(Provided entries Opens)

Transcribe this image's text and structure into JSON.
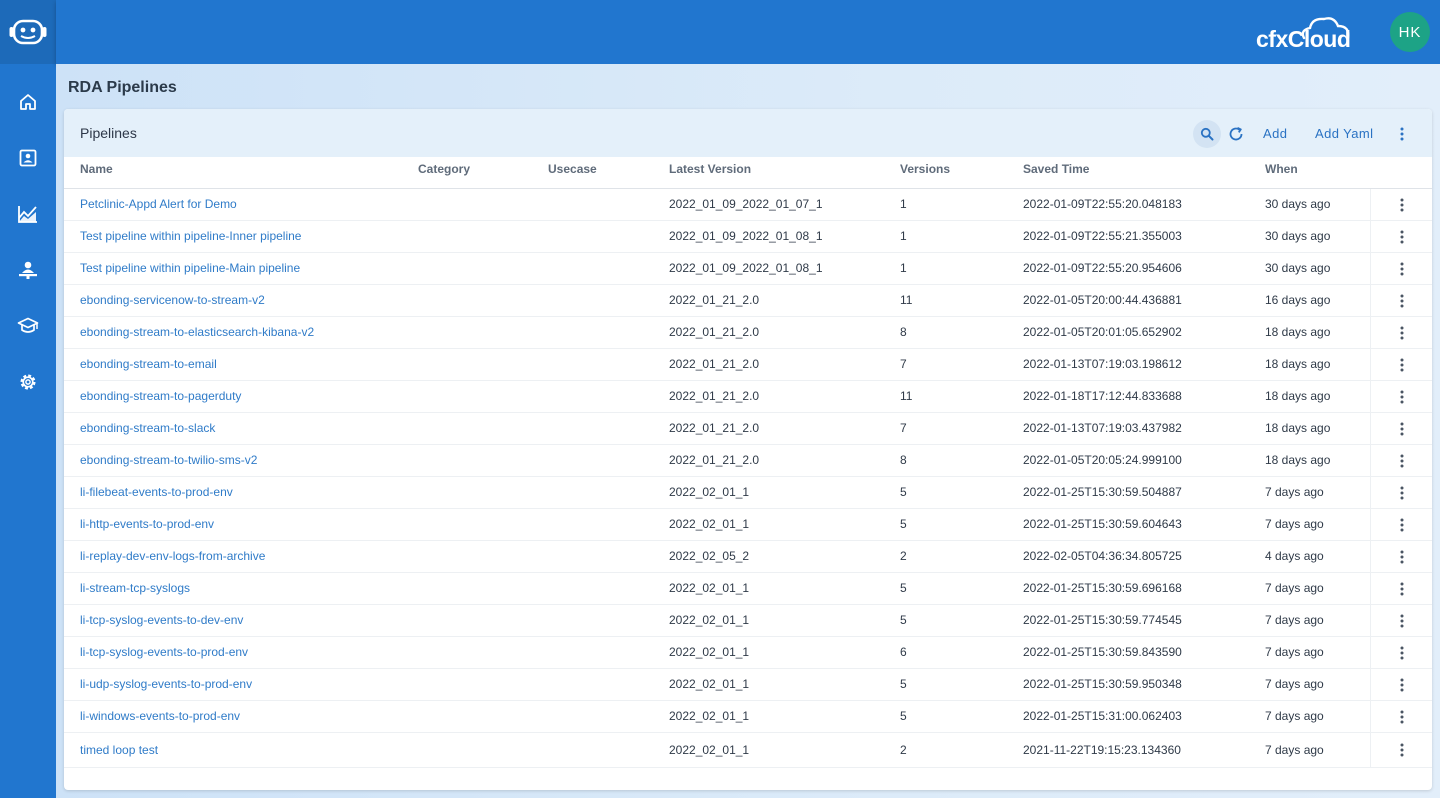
{
  "header": {
    "brand": "cfxCloud",
    "user_initials": "HK"
  },
  "sidebar": {
    "items": [
      {
        "icon": "home-icon"
      },
      {
        "icon": "contact-card-icon"
      },
      {
        "icon": "analytics-chart-icon"
      },
      {
        "icon": "user-desk-icon"
      },
      {
        "icon": "graduation-cap-icon"
      },
      {
        "icon": "gear-icon"
      }
    ]
  },
  "page": {
    "title": "RDA Pipelines"
  },
  "card": {
    "title": "Pipelines",
    "add_label": "Add",
    "add_yaml_label": "Add Yaml"
  },
  "table": {
    "columns": {
      "name": "Name",
      "category": "Category",
      "usecase": "Usecase",
      "latest_version": "Latest Version",
      "versions": "Versions",
      "saved_time": "Saved Time",
      "when": "When"
    },
    "rows": [
      {
        "name": "Petclinic-Appd Alert for Demo",
        "category": "",
        "usecase": "",
        "latest_version": "2022_01_09_2022_01_07_1",
        "versions": "1",
        "saved_time": "2022-01-09T22:55:20.048183",
        "when": "30 days ago"
      },
      {
        "name": "Test pipeline within pipeline-Inner pipeline",
        "category": "",
        "usecase": "",
        "latest_version": "2022_01_09_2022_01_08_1",
        "versions": "1",
        "saved_time": "2022-01-09T22:55:21.355003",
        "when": "30 days ago"
      },
      {
        "name": "Test pipeline within pipeline-Main pipeline",
        "category": "",
        "usecase": "",
        "latest_version": "2022_01_09_2022_01_08_1",
        "versions": "1",
        "saved_time": "2022-01-09T22:55:20.954606",
        "when": "30 days ago"
      },
      {
        "name": "ebonding-servicenow-to-stream-v2",
        "category": "",
        "usecase": "",
        "latest_version": "2022_01_21_2.0",
        "versions": "11",
        "saved_time": "2022-01-05T20:00:44.436881",
        "when": "16 days ago"
      },
      {
        "name": "ebonding-stream-to-elasticsearch-kibana-v2",
        "category": "",
        "usecase": "",
        "latest_version": "2022_01_21_2.0",
        "versions": "8",
        "saved_time": "2022-01-05T20:01:05.652902",
        "when": "18 days ago"
      },
      {
        "name": "ebonding-stream-to-email",
        "category": "",
        "usecase": "",
        "latest_version": "2022_01_21_2.0",
        "versions": "7",
        "saved_time": "2022-01-13T07:19:03.198612",
        "when": "18 days ago"
      },
      {
        "name": "ebonding-stream-to-pagerduty",
        "category": "",
        "usecase": "",
        "latest_version": "2022_01_21_2.0",
        "versions": "11",
        "saved_time": "2022-01-18T17:12:44.833688",
        "when": "18 days ago"
      },
      {
        "name": "ebonding-stream-to-slack",
        "category": "",
        "usecase": "",
        "latest_version": "2022_01_21_2.0",
        "versions": "7",
        "saved_time": "2022-01-13T07:19:03.437982",
        "when": "18 days ago"
      },
      {
        "name": "ebonding-stream-to-twilio-sms-v2",
        "category": "",
        "usecase": "",
        "latest_version": "2022_01_21_2.0",
        "versions": "8",
        "saved_time": "2022-01-05T20:05:24.999100",
        "when": "18 days ago"
      },
      {
        "name": "li-filebeat-events-to-prod-env",
        "category": "",
        "usecase": "",
        "latest_version": "2022_02_01_1",
        "versions": "5",
        "saved_time": "2022-01-25T15:30:59.504887",
        "when": "7 days ago"
      },
      {
        "name": "li-http-events-to-prod-env",
        "category": "",
        "usecase": "",
        "latest_version": "2022_02_01_1",
        "versions": "5",
        "saved_time": "2022-01-25T15:30:59.604643",
        "when": "7 days ago"
      },
      {
        "name": "li-replay-dev-env-logs-from-archive",
        "category": "",
        "usecase": "",
        "latest_version": "2022_02_05_2",
        "versions": "2",
        "saved_time": "2022-02-05T04:36:34.805725",
        "when": "4 days ago"
      },
      {
        "name": "li-stream-tcp-syslogs",
        "category": "",
        "usecase": "",
        "latest_version": "2022_02_01_1",
        "versions": "5",
        "saved_time": "2022-01-25T15:30:59.696168",
        "when": "7 days ago"
      },
      {
        "name": "li-tcp-syslog-events-to-dev-env",
        "category": "",
        "usecase": "",
        "latest_version": "2022_02_01_1",
        "versions": "5",
        "saved_time": "2022-01-25T15:30:59.774545",
        "when": "7 days ago"
      },
      {
        "name": "li-tcp-syslog-events-to-prod-env",
        "category": "",
        "usecase": "",
        "latest_version": "2022_02_01_1",
        "versions": "6",
        "saved_time": "2022-01-25T15:30:59.843590",
        "when": "7 days ago"
      },
      {
        "name": "li-udp-syslog-events-to-prod-env",
        "category": "",
        "usecase": "",
        "latest_version": "2022_02_01_1",
        "versions": "5",
        "saved_time": "2022-01-25T15:30:59.950348",
        "when": "7 days ago"
      },
      {
        "name": "li-windows-events-to-prod-env",
        "category": "",
        "usecase": "",
        "latest_version": "2022_02_01_1",
        "versions": "5",
        "saved_time": "2022-01-25T15:31:00.062403",
        "when": "7 days ago"
      },
      {
        "name": "timed loop test",
        "category": "",
        "usecase": "",
        "latest_version": "2022_02_01_1",
        "versions": "2",
        "saved_time": "2021-11-22T19:15:23.134360",
        "when": "7 days ago"
      }
    ]
  },
  "colors": {
    "primary": "#2176cf",
    "link": "#2f7bc8",
    "avatar": "#1da386",
    "card_header": "#e4f0fa"
  }
}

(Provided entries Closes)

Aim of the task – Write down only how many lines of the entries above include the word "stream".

Response – 7